There’s a magical feeling in the air this time of year, but that magic costs money. Every year comes the pressure to spend more to create the perfect vacation.
This high-cost season can leave you with lingering debt. According to NerdWallet’s 2022 Holiday Shopping Report, 31% of 2021 US holiday shoppers who used a credit card to pay for gifts still haven’t paid off their balance.
With a little planning, you may be able to avoid holiday debt. But if you go over budget and have balances on your credit cards, there are ways to limit the damage to your finances.
1. Start with a plan
Start with your budget and gift list, as well as a grocery list if you’re hosting parties. Shopping apps and web browser extensions can make it easier to track price trends, compare prices at different merchants, find discount codes, and earn money.
Shopping online can facilitate overspending due to its convenience as well as improved user experience on merchant sites.
“All of these different companies are trying to create the fastest, easiest way to buy things,” says Emily Rassam, senior financial planner at Archer Investment Management in Charlotte, North Carolina. Rassam curbs the urge to spend by adding items to her cart as she spots them, but only reviewing what’s in the cart and making a final purchase decision once a day. month. A little extra time between finding items and sitting down to buy them can make you guess your choices and then pull a few items out of the cart.
2. Beware of sneaky costs

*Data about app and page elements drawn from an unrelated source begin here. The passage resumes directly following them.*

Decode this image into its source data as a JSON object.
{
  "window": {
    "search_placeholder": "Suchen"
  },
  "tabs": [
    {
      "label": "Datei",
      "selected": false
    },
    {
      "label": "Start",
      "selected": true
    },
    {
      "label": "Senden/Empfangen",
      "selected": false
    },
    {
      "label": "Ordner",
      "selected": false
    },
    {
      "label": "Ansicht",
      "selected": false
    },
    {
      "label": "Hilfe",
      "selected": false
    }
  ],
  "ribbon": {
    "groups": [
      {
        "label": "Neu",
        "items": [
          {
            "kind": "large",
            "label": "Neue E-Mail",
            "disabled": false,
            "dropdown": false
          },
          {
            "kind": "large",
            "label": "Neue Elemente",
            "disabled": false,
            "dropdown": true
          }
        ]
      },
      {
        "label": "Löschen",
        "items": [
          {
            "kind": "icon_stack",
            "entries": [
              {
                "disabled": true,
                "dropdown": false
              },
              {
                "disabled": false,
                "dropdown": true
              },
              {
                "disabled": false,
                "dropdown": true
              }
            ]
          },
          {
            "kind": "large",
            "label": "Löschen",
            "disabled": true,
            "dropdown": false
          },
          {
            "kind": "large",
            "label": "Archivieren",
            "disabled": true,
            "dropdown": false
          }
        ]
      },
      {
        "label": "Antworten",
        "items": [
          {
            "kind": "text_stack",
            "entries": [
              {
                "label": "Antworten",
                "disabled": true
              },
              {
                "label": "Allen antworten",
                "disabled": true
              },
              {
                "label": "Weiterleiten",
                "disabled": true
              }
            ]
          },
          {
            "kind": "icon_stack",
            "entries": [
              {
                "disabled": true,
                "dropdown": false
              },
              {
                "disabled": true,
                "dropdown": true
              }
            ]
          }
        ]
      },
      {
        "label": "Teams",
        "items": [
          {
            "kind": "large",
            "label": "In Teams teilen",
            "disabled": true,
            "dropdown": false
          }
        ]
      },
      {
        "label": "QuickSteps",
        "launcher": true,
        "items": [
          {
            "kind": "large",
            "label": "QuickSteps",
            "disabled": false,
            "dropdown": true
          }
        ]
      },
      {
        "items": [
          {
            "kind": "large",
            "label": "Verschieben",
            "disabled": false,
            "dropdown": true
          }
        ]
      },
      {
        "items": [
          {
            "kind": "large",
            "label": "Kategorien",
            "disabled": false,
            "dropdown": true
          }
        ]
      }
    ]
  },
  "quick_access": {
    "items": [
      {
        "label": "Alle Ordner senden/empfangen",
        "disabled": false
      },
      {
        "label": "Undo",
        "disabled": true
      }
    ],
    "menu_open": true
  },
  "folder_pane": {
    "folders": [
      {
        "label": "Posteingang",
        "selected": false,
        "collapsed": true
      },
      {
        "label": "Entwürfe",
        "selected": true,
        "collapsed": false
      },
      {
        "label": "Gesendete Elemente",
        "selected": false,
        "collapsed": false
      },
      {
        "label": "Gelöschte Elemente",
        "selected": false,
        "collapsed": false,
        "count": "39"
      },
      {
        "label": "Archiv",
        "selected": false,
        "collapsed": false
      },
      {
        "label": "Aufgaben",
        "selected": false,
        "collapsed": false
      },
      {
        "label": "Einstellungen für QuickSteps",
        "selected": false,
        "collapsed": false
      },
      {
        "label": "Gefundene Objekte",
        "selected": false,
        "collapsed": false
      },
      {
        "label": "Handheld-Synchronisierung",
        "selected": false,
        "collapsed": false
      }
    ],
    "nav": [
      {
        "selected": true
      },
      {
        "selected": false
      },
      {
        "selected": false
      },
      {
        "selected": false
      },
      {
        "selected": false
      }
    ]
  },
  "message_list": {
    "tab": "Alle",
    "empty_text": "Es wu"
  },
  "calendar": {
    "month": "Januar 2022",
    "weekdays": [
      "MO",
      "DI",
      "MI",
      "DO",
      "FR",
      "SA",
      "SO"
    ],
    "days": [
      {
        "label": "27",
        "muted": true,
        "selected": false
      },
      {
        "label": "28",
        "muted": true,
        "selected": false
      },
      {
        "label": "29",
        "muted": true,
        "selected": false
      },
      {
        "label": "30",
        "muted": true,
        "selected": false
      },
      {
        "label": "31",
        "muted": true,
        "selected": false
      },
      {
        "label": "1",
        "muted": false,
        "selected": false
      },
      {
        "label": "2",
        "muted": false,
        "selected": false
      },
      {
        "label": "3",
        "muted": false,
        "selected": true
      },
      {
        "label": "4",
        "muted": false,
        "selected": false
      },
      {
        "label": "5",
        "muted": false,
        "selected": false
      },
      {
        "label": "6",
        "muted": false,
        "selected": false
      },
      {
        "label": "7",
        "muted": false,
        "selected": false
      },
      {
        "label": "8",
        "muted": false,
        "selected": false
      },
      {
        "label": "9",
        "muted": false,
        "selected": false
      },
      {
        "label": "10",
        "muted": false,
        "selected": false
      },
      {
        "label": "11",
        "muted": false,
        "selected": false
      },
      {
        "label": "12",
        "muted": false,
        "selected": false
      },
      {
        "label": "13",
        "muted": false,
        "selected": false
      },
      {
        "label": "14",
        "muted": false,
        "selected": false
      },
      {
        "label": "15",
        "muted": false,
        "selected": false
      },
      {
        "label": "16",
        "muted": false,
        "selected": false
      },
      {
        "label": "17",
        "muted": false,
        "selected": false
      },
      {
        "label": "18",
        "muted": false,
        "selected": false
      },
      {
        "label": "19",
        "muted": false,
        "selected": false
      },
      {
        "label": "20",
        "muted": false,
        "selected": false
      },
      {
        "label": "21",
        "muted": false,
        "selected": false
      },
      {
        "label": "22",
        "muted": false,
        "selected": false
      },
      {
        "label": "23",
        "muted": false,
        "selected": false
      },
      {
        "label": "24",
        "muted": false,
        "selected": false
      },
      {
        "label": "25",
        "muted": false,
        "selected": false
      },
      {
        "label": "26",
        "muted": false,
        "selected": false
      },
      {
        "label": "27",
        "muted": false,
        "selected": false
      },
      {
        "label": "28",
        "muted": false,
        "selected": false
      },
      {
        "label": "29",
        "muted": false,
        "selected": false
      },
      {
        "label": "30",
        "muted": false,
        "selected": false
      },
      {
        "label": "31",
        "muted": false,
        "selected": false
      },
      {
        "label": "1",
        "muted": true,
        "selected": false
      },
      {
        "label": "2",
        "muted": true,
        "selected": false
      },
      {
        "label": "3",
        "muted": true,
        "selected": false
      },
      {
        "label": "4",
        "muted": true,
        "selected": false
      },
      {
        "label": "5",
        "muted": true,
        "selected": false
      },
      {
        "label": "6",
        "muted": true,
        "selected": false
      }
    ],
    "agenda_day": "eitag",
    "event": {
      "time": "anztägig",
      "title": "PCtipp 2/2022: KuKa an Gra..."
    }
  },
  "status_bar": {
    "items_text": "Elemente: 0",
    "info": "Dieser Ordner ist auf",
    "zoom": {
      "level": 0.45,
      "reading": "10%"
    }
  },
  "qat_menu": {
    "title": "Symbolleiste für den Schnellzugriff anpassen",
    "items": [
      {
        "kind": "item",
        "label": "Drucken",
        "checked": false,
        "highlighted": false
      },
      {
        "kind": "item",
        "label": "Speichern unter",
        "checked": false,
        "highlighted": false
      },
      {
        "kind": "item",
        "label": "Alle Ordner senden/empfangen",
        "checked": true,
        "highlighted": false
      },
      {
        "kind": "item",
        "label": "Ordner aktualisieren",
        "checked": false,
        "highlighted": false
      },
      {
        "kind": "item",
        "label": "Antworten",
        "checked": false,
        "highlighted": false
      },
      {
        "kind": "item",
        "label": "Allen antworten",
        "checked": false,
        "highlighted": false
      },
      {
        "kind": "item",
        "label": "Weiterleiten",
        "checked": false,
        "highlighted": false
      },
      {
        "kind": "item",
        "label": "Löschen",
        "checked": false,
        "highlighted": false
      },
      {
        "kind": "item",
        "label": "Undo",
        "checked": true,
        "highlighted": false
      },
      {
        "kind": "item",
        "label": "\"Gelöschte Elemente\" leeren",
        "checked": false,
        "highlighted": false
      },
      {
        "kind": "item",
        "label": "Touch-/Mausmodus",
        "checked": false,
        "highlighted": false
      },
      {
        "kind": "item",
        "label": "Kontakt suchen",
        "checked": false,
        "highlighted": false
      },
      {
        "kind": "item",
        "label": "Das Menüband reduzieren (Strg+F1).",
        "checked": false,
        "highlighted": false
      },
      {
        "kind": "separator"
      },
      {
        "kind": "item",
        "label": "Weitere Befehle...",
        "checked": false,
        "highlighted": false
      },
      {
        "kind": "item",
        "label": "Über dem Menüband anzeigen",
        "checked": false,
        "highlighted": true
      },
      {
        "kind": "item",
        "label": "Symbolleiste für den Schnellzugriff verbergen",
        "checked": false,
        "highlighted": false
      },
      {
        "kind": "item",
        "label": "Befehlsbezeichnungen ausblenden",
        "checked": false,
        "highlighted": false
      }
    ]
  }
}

Don’t forget the little details that add up, like decorations and gift wrapping. Reuse what you can – anyone keeping old gift bags in a closet, now’s your time to shine. Rassam recommends looking for deep discounts on these items immediately after the holidays end.
Hosting parties and hungry guests also costs more now. The cost of food at home increased 12.4% from October 2021 to October 2022, according to the Bureau of Labor Statistics.
Beth Moncel, the founder of Budget Bytes, an online resource for learning how to cook on a budget, suggests sticking to a simple holiday menu that you can prepare inexpensively. “Classic recipes are simple, don’t require fancy ingredients, and are always totally delicious. Especially if you add an extra dab of butter,” Moncel said in an email. “A little extra butter is an easy and economical way to spruce up any recipe a bit!”
3. Create a debt repayment plan for the new year
If you have holiday debt, add it to your list of New Year’s resolutions. There are a few actions you can take to stay motivated:
— REDUCE INTEREST PAYMENTS: Consolidate your high-interest debt with a balance transfer credit card or personal loan. But note that while these products may help you spend less on interest (depending on the terms you qualify for), they don’t address why you got into debt in the first place. They may just be useful when trying to pay it back.
– REDUCTION COSTS AND ATTACK DEBTS: Start the new year by browsing through recent credit card and bank statements to see where you could cut spending. Any savings you make this way can be applied to credit card payments. If you received cash gifts or vacation bonuses from work, use those funds to pay off your debts.
– ASK FOR HELP: Financial professionals and nonprofit credit counseling agencies can help you see your complete financial picture so you can take action. Dealing with money issues on your own can be difficult, but unbiased advice can make it easier to get started.
Americans are addicted to buying stuff — but consumerism doesn’t make us happy, and it also contributes to climate change, explains NBCLX storyteller Chase Cain in the next part of his Climate Change Survival Guide. So in this holiday shopping season, which is already more difficult due to supply chain issues, try alternative gift ideas, like experiences or second-hand items.
4. Start planning for next year
Heath Carelock, program director of the Financial Empowerment Center at Prince George’s Community College in Largo, Maryland, cites his mother-in-law’s year-round dedication to vacation planning as a way to avoid debt. “She starts saving for the holidays from New Year’s Day. She is trying to buy all her Christmas presents by August.
Carelock suggests shoppers take advantage of holiday sales throughout the year. If you know a sell is coming, he says, wait until then for a buy.
Spreading out your vacation spending gives you more time to shop around, find deals, and avoid quickly racking up a pile of credit card fees. “It’s about having a slow burn as opposed to a conflagration,” says Carelock.
This column was provided to The Associated Press by personal finance website NerdWallet.